It's Time for ID Verification on Social Media | Opinion

The torrent of racial abuse targeted at England's Black players has led to some—guided by media personality Katie Price—to call for ID verification when using social media. The petition is already on its way to a million signatures, showing that the idea is popular.

The U.K. government already rejected the proposal. Even if it isn't a legal requirement, I want to see social media sites improving security and safety as part of their maturation into important public spaces. These are the steps that my industry, e-commerce (including peer-to-peer "social" sites like eBay), took years ago. Without these steps, many wouldn't be comfortable using e-commerce sites. Social media websites now need to do the same.

The internet is young, and is still very much a work-in-progress. Part of that progress is increasing security and standards so that they are safe spaces for everyone. Just as an e-commerce transaction cannot be anonymous because there is money involved, social media shouldn't be anonymous because there is personal safety and societal resilience at stake.

I remember in 2002, hesitating to put my card details into the Amazon site. I am sure many will be just as hesitant to scan their passports or driving licenses to log in to Facebook or Twitter.

That hesitation is understandable, but just as verification and security protected e-commerce from fraudsters, social media can be cleansed of trolls.

Ultimately social media is more similar to e-commerce than many realize. It is a marketplace of ideas, rather than products. If you want to trade in that marketplace, you shouldn't demand anonymity during the transaction—unless you are up to no good.

This may be seen as an infringement on civil liberties, or as the government stated in its response, something that will "interfere with freedom of expression," but many of the worst trolls are, according to English football manager Gareth Southgate, in fact foreign bots. It isn't beyond the realm of possibility—or even probability—that foreign actors would seek to create social divisions in England and elsewhere through abusing the freedom of expression that social media provides.

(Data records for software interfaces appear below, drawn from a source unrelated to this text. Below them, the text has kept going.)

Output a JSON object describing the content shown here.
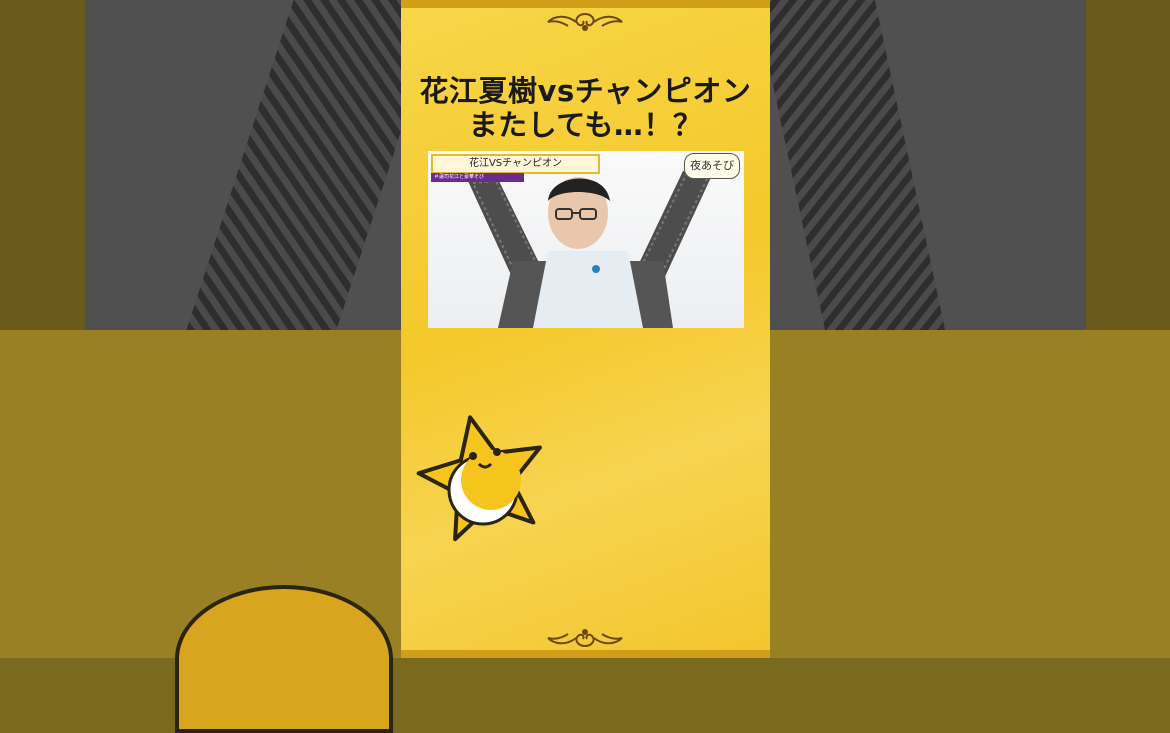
{
  "title": {
    "line1": "花江夏樹vsチャンピオン",
    "line2": "またしても…！？"
  },
  "video": {
    "caption": "花江VSチャンピオン",
    "caption_sub": "＃蓮司花江と豪華そび",
    "logo": "夜あそび"
  },
  "colors": {
    "panel_yellow": "#f4c82a",
    "frame_gold": "#d19e18",
    "caption_purple": "#6b2c8e"
  },
  "icons": {
    "ornament": "flourish-ornament-icon",
    "mascot": "star-moon-mascot-icon"
  }
}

Social Network applications
Social network applications appear on a smartphone. ERIC BARADAT/AFP via Getty Images

ID checks would eliminate foreign bots and trolls overnight, simply because, even when there are individuals behind this automated activity, they are coordinating a huge number of accounts. Surely this one-off admin task is a small price to pay for us all—football stars and everyone else—to enjoy troll-free social media?

We wouldn't even need to share our ID with the social media sites themselves—many users (perhaps ironically) don't trust Big Tech, and have been subject to data leaks in the past.

Fortunately, there are many eKYC, or electronic Know Your Customer, companies who are in the business of securely and swiftly verifying IDs remotely as part of account opening with banks or stock brokers, just as there are payment gateways like PayPal who allow us to safely trade with companies we don't know or trust.

They would be, I am sure, more than happy to provide their services to social media. They also offer a "burn after verifying" process so there is not even a concern of future data leaks compromising individuals' IDs.

For those individuals without access to ID documents (who the U.K. government was alluding to when referring to the impact on "vulnerable users" of ID verification) they could be offered a limited social media experience where they can only DM or comment on posts of friends and family, and not on public figure profiles.

It is not a God-given right to send your thoughts directly to a footballer's personal iPhone. Those unable or unwilling to identify themselves can continue to use social media to contact family and friends, and access information on their local communities or schools.

This would be the equivalent to freely (and anonymously) browsing an e-commerce site. It is only when someone wants to enter a transaction (equivalent in social media terms to engaging with a public figure in debate) that they must go through checks and balances.

Social media sites have proven that they can all but eliminate harmful content like COVID misinformation. There also doesn't seem to be the same pressure on them to remove racism from their platforms. It doesn't take a particularly sophisticated algorithm to know that if an account is commenting with 20 monkey emojis on a Black footballer's status that they are trolling and their comment should be blocked.

But in the absence of algorithmic solutions, perhaps it is time for us to put our name on our comments and DMs. And if we are more comfortable in the shadows, perhaps we should be relocating to those sites like Gab and Discord who welcome trolls and neo-Nazis, but not star footballers.

Dominic Wells is CEO of Onfolio, a platform to enable investors to profit from online businesses.

The views expressed in this article are the writer's own.